• [WORK TO BE COMPLETED] Among the entries that follow, find every line with the word "icon" and copy it.

[Data records for software interfaces]
- - - - - - -

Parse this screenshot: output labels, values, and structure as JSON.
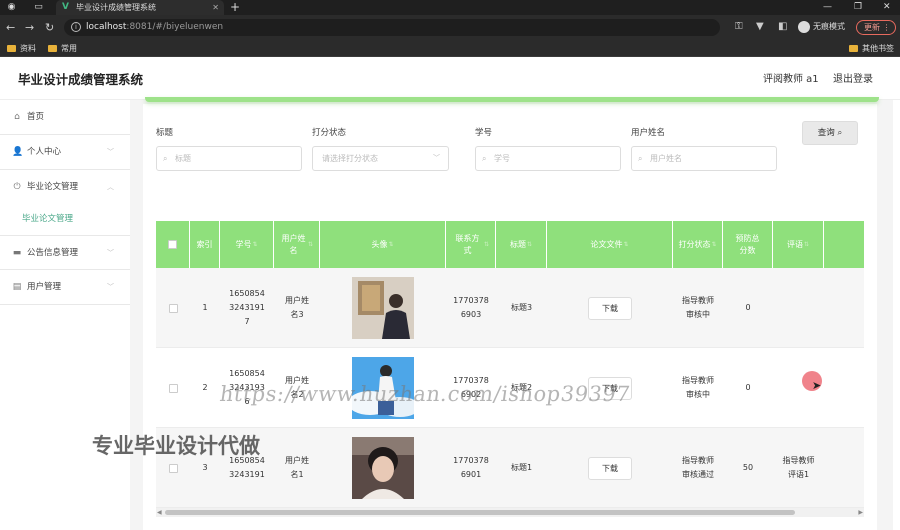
{
  "browser": {
    "tab_title": "毕业设计成绩管理系统",
    "url_host": "localhost",
    "url_rest": ":8081/#/biyeluenwen",
    "incognito_label": "无痕模式",
    "update_label": "更新",
    "bookmarks": [
      "资料",
      "常用"
    ],
    "other_bookmarks": "其他书签"
  },
  "header": {
    "title": "毕业设计成绩管理系统",
    "user": "评阅教师 a1",
    "logout": "退出登录"
  },
  "sidebar": {
    "items": [
      {
        "label": "首页",
        "icon": "home-icon"
      },
      {
        "label": "个人中心",
        "icon": "user-icon"
      },
      {
        "label": "毕业论文管理",
        "icon": "power-icon"
      },
      {
        "label": "公告信息管理",
        "icon": "monitor-icon"
      },
      {
        "label": "用户管理",
        "icon": "clipboard-icon"
      }
    ],
    "active_sub": "毕业论文管理"
  },
  "filters": {
    "title_label": "标题",
    "title_placeholder": "标题",
    "status_label": "打分状态",
    "status_placeholder": "请选择打分状态",
    "student_label": "学号",
    "student_placeholder": "学号",
    "name_label": "用户姓名",
    "name_placeholder": "用户姓名",
    "query_label": "查询"
  },
  "table": {
    "headers": [
      "索引",
      "学号",
      "用户姓名",
      "头像",
      "联系方式",
      "标题",
      "论文文件",
      "打分状态",
      "预防总分数",
      "评语"
    ],
    "download_label": "下载",
    "rows": [
      {
        "index": "1",
        "student_id": "16508543243191 7",
        "name": "用户姓名3",
        "phone": "17703786903",
        "title": "标题3",
        "status": "指导教师审核中",
        "score": "0",
        "comment": ""
      },
      {
        "index": "2",
        "student_id": "165085432431936",
        "name": "用户姓名2",
        "phone": "17703786902",
        "title": "标题2",
        "status": "指导教师审核中",
        "score": "0",
        "comment": ""
      },
      {
        "index": "3",
        "student_id": "16508543243191",
        "name": "用户姓名1",
        "phone": "17703786901",
        "title": "标题1",
        "status": "指导教师审核通过",
        "score": "50",
        "comment": "指导教师评语1"
      }
    ]
  },
  "overlay": {
    "watermark": "https://www.huzhan.com/ishop39397",
    "promo": "专业毕业设计代做"
  },
  "colors": {
    "accent_green": "#8fe07c",
    "sidebar_active": "#4ba88a"
  }
}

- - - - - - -

• [WRITTEN SOLUTION]
        "icon": "home-icon"
        "icon": "user-icon"
        "icon": "power-icon"
        "icon": "monitor-icon"
        "icon": "clipboard-icon"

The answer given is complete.